Centers for Disease Control and Prevention (CDC) activated its Emergency Operations Center to assist public health partners in responding to COVID-19. Notifications about the pandemic are one example of messaging that some recipients fear to be phishing scams. (CDC)
COVID-19 contact tracers are reportedly having difficulties alerting individuals who have been exposed to the coronavirus, because some of the people they are calling refuse to answer out of concern they are being scammed.
This public health risk exemplifies a hidden cost of the fight against phishing and vishing scams: lost time and business inefficiencies caused by paranoid employees who filter out legitimate communications.
“People aren’t opening everything… They are rationally resisting approaches that they can’t figure out how to trust,” said Peter Cassidy, co-founder and secretary general of the Anti-Phishing Working Group (APWG). “It’s making life hard for the bad guys. But it’s making things impossible for [efforts] like public health initiatives” or certain corporate communications.
So how do public and private sector organizations ensure people strike the right balance? There are at least a few steps that callers, email senders and the message recipients themselves can take to reduce the odds that an important communication is missed due to phishing fears.
Too much of a good thing?
Employees are trying to avoid suspicious emails and phone calls, and rightly so, as they can result in malware infections and business email compromise attacks. But hyper-vigilance also has its drawbacks. And it’s not just people refusing to respond to calls or emails.

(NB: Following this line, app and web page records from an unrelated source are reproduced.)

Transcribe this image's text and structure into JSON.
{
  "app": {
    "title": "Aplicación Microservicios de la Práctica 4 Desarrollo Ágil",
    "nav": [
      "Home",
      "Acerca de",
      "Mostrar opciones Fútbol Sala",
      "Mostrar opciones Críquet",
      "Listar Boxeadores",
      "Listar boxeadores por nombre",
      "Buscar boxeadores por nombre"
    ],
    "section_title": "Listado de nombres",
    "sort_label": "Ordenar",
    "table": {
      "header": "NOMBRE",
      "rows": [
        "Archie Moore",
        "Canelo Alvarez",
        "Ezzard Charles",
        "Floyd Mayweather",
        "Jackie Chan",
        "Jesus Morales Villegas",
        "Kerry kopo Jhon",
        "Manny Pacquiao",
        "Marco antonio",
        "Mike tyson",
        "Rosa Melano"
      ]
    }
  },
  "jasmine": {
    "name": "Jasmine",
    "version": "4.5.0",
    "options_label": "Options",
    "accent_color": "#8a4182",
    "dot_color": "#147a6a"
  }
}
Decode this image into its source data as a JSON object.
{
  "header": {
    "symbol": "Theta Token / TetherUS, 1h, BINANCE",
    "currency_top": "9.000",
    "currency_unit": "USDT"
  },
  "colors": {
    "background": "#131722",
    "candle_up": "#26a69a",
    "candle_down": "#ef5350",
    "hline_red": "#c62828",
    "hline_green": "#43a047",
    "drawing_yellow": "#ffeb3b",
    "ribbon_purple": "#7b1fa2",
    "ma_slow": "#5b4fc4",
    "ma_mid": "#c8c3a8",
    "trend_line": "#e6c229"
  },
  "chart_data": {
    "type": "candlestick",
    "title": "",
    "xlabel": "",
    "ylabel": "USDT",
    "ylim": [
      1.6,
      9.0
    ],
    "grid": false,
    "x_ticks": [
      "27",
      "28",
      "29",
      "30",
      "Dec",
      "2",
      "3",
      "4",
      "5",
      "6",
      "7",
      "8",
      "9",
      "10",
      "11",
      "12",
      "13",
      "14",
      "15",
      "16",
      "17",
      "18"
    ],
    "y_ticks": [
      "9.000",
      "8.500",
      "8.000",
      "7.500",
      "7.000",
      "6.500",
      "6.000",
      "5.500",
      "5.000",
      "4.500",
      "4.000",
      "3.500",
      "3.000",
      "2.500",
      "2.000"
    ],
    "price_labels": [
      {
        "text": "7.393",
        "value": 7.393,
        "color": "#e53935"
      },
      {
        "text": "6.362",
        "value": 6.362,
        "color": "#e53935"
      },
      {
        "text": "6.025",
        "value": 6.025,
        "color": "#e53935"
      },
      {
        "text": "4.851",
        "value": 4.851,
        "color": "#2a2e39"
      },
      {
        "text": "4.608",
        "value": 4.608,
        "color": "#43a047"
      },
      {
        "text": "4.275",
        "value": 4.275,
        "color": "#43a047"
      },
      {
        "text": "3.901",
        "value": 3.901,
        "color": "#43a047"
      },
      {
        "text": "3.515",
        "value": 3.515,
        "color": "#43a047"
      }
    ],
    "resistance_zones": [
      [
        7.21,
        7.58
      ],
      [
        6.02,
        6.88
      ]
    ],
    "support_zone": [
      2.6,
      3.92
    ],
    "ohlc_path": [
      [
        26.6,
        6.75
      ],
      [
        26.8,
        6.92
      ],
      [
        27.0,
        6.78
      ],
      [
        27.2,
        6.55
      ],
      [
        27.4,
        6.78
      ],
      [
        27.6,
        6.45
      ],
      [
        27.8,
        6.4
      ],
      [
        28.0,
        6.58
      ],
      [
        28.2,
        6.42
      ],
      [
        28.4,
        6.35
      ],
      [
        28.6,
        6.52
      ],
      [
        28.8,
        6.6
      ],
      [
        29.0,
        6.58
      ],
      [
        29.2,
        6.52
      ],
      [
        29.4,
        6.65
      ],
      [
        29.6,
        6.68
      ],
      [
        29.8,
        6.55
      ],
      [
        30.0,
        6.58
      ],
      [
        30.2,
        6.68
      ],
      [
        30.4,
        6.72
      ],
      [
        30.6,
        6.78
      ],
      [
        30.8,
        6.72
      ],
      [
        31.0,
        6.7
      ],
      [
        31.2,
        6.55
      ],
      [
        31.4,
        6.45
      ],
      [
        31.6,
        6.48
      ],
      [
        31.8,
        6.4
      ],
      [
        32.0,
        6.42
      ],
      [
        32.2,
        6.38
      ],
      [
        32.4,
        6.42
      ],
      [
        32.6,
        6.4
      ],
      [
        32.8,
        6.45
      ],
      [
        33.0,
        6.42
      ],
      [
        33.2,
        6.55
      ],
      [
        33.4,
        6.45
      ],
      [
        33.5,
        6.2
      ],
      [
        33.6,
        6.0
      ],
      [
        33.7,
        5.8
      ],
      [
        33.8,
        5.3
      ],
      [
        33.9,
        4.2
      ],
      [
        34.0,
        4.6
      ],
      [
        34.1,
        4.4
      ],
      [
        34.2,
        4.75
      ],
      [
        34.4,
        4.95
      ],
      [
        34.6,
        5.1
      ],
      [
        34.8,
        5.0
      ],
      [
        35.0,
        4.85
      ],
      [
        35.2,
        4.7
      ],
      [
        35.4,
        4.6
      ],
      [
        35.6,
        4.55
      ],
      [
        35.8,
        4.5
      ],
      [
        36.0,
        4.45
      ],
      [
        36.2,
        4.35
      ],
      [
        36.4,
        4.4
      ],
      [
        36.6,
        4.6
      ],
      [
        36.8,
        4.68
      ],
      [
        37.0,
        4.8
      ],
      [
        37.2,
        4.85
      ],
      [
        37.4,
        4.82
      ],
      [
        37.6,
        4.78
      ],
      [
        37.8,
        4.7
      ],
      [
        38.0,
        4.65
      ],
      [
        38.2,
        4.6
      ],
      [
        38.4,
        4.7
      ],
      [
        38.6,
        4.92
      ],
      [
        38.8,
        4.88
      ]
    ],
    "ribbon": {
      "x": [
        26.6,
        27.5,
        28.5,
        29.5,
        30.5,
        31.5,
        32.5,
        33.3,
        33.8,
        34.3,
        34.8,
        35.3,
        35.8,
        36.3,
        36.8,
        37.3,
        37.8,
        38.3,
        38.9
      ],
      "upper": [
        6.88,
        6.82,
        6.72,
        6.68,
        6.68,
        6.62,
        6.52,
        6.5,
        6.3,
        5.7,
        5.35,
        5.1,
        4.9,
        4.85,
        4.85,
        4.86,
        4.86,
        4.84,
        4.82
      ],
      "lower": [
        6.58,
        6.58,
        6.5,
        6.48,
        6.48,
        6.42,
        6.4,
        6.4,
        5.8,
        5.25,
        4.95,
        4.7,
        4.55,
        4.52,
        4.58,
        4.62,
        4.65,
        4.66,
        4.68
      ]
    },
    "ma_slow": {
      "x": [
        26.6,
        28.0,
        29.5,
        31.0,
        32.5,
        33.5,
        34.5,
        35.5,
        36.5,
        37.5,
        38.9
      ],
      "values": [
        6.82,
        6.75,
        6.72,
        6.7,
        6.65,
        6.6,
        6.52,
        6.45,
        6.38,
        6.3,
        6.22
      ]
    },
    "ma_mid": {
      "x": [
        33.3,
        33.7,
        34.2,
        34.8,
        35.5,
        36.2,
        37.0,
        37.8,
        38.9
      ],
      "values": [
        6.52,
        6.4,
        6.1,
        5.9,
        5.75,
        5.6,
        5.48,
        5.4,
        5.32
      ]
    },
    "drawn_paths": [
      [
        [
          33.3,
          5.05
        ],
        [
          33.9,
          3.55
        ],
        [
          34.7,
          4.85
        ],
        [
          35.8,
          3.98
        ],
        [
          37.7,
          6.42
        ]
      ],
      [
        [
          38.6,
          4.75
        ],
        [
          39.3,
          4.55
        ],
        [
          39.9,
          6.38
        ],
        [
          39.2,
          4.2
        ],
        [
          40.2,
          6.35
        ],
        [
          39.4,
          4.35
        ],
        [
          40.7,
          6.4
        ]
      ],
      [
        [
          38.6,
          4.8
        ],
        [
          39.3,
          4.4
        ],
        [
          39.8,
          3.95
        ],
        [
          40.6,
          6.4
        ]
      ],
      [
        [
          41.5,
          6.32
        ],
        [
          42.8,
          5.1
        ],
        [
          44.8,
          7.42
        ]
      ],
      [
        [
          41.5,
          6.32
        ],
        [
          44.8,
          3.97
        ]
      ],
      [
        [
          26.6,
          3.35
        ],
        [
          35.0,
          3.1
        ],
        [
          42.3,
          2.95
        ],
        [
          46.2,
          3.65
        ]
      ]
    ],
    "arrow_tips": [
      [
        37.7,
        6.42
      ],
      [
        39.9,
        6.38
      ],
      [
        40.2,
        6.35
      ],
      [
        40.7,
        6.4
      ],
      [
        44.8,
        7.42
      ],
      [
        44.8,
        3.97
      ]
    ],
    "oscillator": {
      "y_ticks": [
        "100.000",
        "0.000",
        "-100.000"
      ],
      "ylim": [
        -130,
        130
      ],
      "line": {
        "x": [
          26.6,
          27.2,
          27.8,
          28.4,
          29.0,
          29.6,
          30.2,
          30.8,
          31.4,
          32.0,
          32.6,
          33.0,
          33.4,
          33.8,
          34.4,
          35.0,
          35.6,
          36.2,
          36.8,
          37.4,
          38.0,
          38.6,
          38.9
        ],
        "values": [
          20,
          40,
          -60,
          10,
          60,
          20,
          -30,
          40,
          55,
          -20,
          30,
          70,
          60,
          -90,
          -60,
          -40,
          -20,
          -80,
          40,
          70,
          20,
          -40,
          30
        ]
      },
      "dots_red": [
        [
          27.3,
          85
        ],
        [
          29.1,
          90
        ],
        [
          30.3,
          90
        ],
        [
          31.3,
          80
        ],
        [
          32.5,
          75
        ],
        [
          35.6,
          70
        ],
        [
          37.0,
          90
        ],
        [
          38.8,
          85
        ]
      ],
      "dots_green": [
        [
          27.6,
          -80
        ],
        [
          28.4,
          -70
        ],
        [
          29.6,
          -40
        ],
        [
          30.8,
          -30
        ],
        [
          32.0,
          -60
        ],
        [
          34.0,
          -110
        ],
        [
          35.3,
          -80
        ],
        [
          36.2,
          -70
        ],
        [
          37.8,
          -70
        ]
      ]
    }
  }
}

“The other side of it is internal security teams… are getting flooded with all these emails, because people think they’re malicious and they’re send ..